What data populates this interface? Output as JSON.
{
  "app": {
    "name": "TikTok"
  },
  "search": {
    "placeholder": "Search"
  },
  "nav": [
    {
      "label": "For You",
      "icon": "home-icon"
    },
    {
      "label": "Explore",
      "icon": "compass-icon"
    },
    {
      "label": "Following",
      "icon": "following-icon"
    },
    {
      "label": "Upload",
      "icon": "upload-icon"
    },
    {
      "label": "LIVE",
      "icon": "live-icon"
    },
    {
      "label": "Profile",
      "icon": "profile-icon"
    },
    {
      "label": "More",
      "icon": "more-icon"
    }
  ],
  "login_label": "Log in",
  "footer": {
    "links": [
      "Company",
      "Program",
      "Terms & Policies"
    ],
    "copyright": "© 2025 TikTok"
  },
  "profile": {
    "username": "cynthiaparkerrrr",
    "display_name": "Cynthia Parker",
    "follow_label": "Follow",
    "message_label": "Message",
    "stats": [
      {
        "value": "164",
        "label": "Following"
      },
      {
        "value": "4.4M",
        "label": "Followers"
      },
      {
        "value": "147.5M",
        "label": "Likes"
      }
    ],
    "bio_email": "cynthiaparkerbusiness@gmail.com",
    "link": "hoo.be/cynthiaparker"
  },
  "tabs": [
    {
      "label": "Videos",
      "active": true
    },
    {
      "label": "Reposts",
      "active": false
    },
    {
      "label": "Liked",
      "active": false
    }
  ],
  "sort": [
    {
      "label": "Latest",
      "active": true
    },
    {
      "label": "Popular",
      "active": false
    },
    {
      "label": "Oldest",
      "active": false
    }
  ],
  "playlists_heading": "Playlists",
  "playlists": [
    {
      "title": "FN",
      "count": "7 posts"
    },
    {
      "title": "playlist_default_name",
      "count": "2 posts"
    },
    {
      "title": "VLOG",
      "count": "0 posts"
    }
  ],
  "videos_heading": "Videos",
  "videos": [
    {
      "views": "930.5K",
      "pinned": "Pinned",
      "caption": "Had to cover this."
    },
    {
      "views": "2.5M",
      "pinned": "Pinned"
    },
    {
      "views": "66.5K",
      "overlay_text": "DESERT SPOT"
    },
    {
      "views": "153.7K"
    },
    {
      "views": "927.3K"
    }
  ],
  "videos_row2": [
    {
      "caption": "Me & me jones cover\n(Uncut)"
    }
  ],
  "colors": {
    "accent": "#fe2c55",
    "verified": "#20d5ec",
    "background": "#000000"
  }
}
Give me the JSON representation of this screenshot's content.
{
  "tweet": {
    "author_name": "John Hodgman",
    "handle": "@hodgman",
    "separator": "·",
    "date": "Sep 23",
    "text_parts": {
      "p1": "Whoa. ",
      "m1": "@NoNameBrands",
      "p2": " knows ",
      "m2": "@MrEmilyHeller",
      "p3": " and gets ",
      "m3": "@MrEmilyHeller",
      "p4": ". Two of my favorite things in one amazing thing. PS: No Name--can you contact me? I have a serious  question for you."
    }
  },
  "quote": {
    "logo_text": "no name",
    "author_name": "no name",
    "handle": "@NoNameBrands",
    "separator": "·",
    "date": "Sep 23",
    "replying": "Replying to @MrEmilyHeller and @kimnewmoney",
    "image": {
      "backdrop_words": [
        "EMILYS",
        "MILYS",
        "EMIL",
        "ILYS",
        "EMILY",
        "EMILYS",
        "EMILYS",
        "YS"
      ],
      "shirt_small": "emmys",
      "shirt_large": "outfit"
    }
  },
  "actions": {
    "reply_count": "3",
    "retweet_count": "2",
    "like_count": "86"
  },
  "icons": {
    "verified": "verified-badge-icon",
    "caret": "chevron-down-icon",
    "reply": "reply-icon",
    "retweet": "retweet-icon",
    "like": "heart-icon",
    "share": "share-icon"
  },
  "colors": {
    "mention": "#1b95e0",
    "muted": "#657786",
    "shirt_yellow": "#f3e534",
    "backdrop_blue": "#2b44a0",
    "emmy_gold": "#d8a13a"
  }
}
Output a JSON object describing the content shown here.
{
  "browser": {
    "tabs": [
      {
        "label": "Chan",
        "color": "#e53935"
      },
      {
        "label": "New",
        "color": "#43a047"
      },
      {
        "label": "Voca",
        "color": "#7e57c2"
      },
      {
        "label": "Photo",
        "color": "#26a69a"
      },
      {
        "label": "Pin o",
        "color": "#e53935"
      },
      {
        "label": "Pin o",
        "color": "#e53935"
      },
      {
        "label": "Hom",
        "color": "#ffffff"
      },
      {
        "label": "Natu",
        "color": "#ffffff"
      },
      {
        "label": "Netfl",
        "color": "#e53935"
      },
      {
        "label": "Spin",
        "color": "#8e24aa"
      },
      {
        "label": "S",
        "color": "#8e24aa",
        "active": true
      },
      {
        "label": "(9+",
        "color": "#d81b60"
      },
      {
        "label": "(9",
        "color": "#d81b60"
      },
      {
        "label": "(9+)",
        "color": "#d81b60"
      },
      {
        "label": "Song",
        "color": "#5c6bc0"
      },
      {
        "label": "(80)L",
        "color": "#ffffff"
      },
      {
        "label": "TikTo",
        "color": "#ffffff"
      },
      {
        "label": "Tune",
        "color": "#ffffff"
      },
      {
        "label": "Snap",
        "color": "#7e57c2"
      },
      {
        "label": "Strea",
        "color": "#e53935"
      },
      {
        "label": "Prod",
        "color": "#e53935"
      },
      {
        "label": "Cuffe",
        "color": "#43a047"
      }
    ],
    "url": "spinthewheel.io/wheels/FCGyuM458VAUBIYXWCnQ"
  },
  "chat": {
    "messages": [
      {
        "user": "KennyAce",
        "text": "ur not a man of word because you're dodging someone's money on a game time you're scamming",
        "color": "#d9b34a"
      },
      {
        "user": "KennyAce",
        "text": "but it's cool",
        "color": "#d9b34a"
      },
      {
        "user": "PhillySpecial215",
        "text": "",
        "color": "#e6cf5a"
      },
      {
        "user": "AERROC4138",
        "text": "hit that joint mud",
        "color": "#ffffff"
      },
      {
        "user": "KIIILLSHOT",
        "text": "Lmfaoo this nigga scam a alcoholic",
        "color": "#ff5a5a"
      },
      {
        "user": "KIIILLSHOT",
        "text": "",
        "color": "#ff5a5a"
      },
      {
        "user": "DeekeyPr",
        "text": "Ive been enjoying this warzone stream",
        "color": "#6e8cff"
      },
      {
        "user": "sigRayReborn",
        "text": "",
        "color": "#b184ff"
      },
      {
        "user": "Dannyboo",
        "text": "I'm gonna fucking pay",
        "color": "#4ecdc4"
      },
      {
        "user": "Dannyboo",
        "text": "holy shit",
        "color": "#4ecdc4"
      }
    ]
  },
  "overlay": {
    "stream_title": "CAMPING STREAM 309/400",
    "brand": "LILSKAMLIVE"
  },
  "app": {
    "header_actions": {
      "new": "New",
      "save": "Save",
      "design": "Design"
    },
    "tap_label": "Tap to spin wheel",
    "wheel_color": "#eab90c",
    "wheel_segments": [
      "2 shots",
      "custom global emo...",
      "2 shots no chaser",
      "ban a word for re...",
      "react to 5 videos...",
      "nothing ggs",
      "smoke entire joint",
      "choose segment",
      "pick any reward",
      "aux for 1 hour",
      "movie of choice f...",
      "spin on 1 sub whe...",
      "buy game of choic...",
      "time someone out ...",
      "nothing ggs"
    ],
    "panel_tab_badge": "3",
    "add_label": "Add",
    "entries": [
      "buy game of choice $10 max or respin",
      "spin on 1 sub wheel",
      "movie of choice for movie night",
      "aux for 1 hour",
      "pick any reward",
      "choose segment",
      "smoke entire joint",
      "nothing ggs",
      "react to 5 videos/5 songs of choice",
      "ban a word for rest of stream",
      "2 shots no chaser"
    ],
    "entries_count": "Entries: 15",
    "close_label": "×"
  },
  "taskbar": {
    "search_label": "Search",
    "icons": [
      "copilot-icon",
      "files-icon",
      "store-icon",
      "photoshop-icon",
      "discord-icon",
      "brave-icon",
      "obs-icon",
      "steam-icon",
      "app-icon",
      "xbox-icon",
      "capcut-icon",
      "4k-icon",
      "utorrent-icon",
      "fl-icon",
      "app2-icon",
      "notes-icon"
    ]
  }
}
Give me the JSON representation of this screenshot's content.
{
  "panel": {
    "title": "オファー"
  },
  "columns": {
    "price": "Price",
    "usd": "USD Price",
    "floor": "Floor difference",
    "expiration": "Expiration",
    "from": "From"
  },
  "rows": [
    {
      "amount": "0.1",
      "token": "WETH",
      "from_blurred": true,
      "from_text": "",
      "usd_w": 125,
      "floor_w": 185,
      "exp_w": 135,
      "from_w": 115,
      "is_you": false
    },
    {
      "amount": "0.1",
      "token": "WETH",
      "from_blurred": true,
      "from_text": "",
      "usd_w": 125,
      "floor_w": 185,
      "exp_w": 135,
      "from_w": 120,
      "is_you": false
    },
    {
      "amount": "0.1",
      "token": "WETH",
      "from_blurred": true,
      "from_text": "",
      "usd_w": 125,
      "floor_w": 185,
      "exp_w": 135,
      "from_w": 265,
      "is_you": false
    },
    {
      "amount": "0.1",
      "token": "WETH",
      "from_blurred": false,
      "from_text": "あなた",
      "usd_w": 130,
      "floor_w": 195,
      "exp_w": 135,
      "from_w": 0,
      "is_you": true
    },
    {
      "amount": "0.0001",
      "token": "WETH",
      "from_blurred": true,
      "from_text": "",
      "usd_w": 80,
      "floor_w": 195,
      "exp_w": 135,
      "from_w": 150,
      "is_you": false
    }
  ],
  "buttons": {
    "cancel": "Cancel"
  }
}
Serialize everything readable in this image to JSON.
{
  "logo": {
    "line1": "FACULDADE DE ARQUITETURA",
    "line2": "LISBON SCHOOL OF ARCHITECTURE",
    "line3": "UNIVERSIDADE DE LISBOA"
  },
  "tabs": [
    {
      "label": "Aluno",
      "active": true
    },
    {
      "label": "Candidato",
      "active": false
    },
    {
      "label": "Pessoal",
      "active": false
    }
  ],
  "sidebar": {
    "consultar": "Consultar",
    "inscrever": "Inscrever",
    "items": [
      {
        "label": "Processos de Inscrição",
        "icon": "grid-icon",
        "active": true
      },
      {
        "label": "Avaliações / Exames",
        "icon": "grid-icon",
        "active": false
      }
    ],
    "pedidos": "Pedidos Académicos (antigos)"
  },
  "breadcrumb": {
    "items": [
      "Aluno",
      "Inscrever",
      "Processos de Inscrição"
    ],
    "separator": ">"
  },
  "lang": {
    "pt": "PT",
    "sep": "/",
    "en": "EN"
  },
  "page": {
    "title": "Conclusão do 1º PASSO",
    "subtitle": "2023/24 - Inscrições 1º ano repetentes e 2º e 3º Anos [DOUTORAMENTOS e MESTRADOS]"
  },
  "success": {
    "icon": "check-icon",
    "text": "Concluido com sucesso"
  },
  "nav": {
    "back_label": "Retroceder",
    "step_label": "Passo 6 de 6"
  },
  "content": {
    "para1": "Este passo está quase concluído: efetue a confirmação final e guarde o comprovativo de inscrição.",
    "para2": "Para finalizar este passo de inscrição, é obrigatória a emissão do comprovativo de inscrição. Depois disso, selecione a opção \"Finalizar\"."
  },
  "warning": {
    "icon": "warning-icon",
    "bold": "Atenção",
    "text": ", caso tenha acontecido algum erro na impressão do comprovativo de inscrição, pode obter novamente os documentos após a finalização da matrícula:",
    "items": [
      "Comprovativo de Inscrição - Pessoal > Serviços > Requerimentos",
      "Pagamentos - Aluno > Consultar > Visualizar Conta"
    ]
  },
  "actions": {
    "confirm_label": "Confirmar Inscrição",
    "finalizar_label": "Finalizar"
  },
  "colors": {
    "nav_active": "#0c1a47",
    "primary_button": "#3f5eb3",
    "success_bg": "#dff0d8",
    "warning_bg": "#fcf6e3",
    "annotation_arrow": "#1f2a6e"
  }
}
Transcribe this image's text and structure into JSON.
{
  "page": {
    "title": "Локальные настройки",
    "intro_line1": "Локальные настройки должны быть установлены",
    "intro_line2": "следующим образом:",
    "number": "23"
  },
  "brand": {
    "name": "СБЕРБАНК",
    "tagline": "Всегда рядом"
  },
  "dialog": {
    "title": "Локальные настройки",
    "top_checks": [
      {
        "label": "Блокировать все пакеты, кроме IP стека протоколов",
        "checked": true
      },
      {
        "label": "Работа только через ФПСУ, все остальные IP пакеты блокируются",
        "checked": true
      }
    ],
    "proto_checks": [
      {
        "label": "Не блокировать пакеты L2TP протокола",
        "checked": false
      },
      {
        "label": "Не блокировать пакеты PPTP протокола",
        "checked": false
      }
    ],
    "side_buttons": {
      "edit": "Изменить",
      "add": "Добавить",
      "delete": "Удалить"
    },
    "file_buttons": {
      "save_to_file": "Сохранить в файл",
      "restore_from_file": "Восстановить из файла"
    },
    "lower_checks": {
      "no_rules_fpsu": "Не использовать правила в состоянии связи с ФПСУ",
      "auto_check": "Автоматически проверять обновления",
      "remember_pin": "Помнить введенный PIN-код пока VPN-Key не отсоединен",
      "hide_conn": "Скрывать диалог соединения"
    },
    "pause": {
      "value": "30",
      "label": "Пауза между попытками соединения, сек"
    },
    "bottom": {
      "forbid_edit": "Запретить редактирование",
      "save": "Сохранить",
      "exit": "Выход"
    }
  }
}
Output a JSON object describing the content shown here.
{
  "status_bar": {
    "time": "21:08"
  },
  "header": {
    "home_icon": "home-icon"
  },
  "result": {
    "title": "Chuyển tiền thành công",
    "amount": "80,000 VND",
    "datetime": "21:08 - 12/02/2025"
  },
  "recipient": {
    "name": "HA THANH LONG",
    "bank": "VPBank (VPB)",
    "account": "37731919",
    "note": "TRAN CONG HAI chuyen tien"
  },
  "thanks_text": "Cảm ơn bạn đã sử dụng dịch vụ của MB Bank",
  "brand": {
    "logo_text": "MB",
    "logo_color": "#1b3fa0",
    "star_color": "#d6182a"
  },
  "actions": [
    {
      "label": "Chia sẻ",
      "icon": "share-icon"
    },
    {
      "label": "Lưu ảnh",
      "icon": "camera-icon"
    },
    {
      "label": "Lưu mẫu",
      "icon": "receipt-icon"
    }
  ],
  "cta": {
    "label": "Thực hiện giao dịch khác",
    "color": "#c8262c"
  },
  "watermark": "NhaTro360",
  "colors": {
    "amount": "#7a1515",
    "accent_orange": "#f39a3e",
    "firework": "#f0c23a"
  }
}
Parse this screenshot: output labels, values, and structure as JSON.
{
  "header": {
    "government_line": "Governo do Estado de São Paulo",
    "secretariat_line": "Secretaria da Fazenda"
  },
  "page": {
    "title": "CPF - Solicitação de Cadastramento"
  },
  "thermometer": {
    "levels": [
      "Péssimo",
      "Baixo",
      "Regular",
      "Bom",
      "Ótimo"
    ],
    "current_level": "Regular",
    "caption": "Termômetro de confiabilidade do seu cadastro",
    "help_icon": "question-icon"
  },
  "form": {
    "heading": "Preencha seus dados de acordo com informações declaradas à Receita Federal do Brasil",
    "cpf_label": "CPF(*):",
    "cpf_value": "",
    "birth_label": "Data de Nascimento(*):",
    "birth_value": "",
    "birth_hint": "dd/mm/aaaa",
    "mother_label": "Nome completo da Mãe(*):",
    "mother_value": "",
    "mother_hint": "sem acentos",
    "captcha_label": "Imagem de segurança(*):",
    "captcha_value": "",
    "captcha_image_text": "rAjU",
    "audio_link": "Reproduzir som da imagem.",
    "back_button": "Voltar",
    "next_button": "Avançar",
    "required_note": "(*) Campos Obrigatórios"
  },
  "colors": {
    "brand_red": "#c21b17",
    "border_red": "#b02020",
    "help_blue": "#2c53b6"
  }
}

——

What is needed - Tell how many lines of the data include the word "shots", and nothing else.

Result - 3